The account of Heather Clarke’s death at just 39 is grim, horrible and deeply moving. Outside of them, however, Clarke flits from subject to subject and year to year without a lot of pause for thought or treatment. Deliberately so, he says.
“If the detail is a bit sketchy in some parts of the book it’s because I didn’t want a book that was 500 pages long. I didn’t want that. It’s deliberately sketchy because who wants to read a book that thick? Yes, it’s my autobiography but it’s more like a synopsis of my autobiography. I have read some other autobiographies and you just drag your heels through them.
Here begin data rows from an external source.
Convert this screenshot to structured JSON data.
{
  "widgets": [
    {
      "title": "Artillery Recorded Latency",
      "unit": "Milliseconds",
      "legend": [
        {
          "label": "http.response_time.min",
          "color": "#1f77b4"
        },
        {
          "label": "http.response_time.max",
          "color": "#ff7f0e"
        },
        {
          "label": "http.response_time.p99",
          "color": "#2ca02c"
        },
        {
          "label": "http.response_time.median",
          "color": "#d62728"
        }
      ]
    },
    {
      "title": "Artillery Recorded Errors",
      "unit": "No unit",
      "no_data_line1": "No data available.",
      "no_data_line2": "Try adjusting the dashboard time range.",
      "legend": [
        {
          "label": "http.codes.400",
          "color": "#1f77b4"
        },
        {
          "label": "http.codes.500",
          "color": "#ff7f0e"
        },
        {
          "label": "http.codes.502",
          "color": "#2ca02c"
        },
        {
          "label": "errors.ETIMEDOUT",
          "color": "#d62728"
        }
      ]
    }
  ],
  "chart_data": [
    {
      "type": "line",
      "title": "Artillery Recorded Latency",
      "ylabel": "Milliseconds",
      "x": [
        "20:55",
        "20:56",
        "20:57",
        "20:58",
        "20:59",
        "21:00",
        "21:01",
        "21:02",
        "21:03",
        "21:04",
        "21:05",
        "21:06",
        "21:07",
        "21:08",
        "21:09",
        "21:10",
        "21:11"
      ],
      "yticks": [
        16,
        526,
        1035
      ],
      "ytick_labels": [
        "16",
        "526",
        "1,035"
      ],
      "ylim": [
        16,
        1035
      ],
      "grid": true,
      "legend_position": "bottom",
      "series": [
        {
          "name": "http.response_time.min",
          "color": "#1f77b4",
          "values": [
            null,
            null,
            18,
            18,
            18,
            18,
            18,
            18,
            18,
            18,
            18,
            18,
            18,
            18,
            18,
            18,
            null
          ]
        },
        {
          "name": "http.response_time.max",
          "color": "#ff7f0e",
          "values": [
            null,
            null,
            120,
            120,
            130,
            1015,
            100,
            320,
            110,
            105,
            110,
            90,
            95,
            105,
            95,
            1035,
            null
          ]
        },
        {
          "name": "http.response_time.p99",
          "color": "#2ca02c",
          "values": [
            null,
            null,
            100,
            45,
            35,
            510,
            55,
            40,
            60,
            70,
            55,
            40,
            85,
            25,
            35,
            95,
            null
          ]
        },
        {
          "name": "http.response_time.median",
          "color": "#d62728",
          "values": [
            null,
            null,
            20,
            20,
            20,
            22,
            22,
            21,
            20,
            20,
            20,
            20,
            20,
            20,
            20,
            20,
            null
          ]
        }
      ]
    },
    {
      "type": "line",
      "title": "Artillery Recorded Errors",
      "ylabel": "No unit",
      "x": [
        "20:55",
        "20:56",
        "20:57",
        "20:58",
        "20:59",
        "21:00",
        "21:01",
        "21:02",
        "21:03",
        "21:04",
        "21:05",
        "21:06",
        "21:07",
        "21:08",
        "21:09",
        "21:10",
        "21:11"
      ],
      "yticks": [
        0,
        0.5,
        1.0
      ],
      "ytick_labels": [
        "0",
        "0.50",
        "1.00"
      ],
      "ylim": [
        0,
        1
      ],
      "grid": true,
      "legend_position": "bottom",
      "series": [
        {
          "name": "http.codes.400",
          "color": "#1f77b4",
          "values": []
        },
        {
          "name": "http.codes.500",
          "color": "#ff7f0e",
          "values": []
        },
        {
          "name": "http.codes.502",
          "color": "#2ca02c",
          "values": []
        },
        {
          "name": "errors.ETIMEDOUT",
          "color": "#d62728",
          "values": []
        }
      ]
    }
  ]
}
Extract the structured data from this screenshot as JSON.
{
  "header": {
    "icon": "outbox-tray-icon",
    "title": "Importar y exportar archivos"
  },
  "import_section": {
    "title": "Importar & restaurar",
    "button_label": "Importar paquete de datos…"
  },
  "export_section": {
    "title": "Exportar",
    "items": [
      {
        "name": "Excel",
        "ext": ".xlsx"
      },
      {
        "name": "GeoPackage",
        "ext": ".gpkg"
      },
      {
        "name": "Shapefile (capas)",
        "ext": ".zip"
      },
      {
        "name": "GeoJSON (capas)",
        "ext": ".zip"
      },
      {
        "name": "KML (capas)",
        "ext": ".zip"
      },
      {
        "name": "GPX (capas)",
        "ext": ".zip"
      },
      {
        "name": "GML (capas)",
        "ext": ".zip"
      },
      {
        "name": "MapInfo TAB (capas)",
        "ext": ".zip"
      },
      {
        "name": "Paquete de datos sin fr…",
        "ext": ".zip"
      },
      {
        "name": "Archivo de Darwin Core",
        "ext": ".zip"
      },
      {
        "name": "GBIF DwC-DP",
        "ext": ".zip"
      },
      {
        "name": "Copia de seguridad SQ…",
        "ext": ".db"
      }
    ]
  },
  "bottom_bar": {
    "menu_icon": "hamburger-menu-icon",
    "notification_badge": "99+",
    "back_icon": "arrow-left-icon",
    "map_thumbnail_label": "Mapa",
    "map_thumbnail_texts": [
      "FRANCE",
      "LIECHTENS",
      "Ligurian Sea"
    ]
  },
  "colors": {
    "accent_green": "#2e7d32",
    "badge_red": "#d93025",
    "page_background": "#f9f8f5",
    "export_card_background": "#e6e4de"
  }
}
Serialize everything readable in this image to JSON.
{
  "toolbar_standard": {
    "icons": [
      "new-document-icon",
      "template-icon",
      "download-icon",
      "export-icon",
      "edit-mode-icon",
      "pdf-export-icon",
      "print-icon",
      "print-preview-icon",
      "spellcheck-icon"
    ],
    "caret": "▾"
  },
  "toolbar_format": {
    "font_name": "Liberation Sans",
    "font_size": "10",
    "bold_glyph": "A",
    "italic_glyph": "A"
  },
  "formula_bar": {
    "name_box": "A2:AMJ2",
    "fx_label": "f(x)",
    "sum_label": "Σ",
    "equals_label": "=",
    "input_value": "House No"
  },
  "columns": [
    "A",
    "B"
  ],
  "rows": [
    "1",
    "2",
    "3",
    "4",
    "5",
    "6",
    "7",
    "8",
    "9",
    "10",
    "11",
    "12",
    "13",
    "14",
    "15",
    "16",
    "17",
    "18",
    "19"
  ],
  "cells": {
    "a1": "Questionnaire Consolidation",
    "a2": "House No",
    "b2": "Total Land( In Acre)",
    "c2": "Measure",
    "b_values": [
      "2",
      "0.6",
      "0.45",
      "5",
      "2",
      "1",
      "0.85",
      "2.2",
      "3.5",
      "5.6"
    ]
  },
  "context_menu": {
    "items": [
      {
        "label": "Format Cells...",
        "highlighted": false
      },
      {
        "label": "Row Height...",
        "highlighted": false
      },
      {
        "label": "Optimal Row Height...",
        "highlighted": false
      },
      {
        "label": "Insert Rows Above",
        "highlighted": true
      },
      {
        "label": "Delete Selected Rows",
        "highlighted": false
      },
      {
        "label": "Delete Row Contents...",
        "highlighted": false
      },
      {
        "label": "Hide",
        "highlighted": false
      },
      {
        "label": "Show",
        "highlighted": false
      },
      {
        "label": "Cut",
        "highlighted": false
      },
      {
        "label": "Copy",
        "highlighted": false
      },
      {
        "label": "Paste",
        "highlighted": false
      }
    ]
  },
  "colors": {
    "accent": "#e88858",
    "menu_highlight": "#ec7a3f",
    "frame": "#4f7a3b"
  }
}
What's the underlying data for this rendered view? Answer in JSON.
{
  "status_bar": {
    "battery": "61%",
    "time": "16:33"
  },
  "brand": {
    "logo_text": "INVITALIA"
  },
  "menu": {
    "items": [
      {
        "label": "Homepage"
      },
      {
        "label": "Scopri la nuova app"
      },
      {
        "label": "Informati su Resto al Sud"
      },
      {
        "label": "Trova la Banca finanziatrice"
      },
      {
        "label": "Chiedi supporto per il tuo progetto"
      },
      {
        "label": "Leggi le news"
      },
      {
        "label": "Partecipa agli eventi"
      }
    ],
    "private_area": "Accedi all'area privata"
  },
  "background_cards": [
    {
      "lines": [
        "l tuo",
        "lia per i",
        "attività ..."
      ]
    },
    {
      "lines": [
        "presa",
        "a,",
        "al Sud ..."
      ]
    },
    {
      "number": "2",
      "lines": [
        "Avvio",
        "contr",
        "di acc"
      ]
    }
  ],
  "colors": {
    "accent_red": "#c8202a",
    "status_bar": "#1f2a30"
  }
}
I wanted something that was an easy read.”
For the most part, that’s what he got; the obvious exception being Heather’s illness and premature death, which he describes in fairly harrowing detail. What comes across most pointedly is just how bewildering an experience it was for a man who had otherwise enjoyed a life of keeping the world where he could see it.
“One of the huge benefits of what I’ve done as a professional golfer and being reasonably successful at it is that I’ve always had the opportunity to dictate what I want to do. I’m in control. But on this, we tried everything. We went everywhere.
“I don’t want that to sound crass but we had the opportunities to go to the best hospitals in the world and get the best treatment and we did everything and tried every route. But nothing could be done. I was powerless and I was watching my wife die in front of my eyes.
“I knew I could deal with it but the harder thing was thinking about the kids. Telling the boys that their mother was about to die is the hardest thing I’ve ever had to do. I wouldn’t wish it on anyone. They were eight and five at the time. Nothing I’ve ever done has been harder. The Ryder Cup, the Open, that was all a piece of piss compared to that. There couldn’t be anything worse than that. To the day I die, there’ll never be anything like it. There can’t be anything more difficult than that. There just can’t.”